The Australian Department of Conservation and Land Management (2003) states that, "When conditions are warm and moist the mycelial threads (or hyphae) that form the body of the oomycete in the soil or host-plant tissue vegetatively produce micrscopic spore sacks called sporangia and thick-walled chlamydospores. Mycelium of different mating types may grow together to produce thick walled sexual spores called oospores. Zoospores have flagellae, which allow them to swim very short distances (25-35mm) in standing water or in films of water in soil pores. They can also be carried along in moving water over large distances. Zoospores are short-lived and fragile, but are produced in large numbers and probably are the cause of most new infections. As they move through the soil zoospores are attracted to the tips of plant roots, where they lodge, encyst, and germinate to produce germ tubes which penetrate roots. Mycelium then grow within the roots of susceptible plants and may grow from plant to plant via root contact points. This root to root growth is the main cause of spread of a P. cinnamomi infestation upslope. Chlamydospores are much larger spores that are tough and long-lived (within dead plants and the soil). They are produced within plant roots in response to drying conditions, and are the resistant, 'resting' phase of the oomycete. They may be transported in root fragments or soil and then germinate to cause a new infection when they encounter warm, moist conditions. Germinated chlamydospores may produce sporangia, more chlamydospores, or mycelium which directly infect roots. After infection, the mycelium grows through the root tissue causing cell breakdown and 'rotting' of the tissue. The pathogen extends into the major roots of susceptible species and may girdle the base of the trunk. Plant death occurs because transport of water from the roots is prevented. Various environmental factors control the rate of growth of mycelium within the root. For instance, there is little growth when the water content of the plant tissue is below 80%. In very susceptible species, such as banksia, death may occur in weeks, while in moderately susceptible species such as jarrah the tree may not die till a year or more after infection. Moderately susceptible and resistant species have the ability to 'wall off' the infection to prevent further spread of the mycelium, with varying degrees of success."
This species has been nominated as among 100 of the "World's Worst" invaders

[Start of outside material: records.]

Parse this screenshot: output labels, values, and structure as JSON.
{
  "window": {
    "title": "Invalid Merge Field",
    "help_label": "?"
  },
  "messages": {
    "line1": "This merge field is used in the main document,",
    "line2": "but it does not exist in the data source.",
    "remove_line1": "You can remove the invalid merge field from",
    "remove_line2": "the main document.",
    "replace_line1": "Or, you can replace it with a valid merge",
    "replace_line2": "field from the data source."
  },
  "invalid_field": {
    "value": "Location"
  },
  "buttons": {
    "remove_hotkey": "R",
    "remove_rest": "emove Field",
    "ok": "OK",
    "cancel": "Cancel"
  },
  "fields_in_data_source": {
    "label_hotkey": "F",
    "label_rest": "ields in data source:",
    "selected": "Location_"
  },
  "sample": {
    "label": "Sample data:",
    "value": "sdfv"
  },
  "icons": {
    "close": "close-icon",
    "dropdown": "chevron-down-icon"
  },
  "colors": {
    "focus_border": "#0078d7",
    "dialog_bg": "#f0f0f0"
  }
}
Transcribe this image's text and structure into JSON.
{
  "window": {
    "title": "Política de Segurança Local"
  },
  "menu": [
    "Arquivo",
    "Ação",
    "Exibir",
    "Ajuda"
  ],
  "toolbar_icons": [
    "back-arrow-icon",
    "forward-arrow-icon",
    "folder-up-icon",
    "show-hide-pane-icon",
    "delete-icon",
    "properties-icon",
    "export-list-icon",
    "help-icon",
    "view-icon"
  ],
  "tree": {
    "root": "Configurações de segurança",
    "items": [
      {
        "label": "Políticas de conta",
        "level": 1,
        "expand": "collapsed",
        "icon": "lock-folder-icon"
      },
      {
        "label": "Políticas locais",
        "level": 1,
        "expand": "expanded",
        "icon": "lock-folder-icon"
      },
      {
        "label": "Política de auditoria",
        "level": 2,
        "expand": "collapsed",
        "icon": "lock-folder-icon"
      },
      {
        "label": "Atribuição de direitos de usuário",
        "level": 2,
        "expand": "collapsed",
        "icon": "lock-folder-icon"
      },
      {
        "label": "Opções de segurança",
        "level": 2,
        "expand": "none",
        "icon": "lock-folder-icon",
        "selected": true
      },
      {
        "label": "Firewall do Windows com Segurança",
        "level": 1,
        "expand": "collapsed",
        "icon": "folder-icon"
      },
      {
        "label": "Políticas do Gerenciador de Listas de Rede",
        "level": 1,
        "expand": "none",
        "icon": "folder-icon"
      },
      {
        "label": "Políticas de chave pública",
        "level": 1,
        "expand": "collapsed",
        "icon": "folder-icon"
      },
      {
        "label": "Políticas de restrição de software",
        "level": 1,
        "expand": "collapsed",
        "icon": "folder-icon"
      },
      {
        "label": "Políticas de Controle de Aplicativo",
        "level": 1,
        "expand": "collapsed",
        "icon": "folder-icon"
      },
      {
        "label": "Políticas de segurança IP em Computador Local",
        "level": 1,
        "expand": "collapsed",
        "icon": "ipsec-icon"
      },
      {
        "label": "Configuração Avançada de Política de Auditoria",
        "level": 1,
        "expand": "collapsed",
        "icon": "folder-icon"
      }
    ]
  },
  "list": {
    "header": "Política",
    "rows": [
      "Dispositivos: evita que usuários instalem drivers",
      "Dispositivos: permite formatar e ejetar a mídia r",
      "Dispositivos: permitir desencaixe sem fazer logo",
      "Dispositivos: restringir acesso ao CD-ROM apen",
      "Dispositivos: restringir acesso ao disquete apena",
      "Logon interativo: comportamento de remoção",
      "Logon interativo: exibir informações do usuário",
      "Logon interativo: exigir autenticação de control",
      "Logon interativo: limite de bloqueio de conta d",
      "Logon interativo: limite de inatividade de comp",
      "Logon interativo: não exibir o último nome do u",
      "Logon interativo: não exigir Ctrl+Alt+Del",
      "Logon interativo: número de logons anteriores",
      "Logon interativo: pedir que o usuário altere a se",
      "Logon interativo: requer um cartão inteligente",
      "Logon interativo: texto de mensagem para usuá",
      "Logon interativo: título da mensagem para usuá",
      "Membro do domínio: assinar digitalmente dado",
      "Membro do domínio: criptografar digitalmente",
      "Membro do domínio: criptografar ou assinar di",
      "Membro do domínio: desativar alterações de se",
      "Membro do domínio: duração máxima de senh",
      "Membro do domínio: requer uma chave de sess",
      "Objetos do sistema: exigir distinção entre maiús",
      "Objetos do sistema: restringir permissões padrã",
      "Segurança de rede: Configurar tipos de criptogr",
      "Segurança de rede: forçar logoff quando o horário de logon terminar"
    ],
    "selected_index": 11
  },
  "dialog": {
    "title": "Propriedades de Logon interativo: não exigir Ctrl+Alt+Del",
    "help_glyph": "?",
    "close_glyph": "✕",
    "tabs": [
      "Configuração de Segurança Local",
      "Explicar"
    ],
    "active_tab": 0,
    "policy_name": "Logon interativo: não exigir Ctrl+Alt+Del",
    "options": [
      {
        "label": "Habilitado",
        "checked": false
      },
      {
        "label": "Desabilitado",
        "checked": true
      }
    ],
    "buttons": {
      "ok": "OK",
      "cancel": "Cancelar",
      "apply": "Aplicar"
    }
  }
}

Reviewed by: Cécile Robin, Institut National de la Recherche Agronomique, Bordaeux, France.
Compiled by: National Biological Information Infrastructure (NBII) & IUCN/SSC Invasive Species Specialist Group (ISSG)
Last Modified: Saturday, 1 September 2007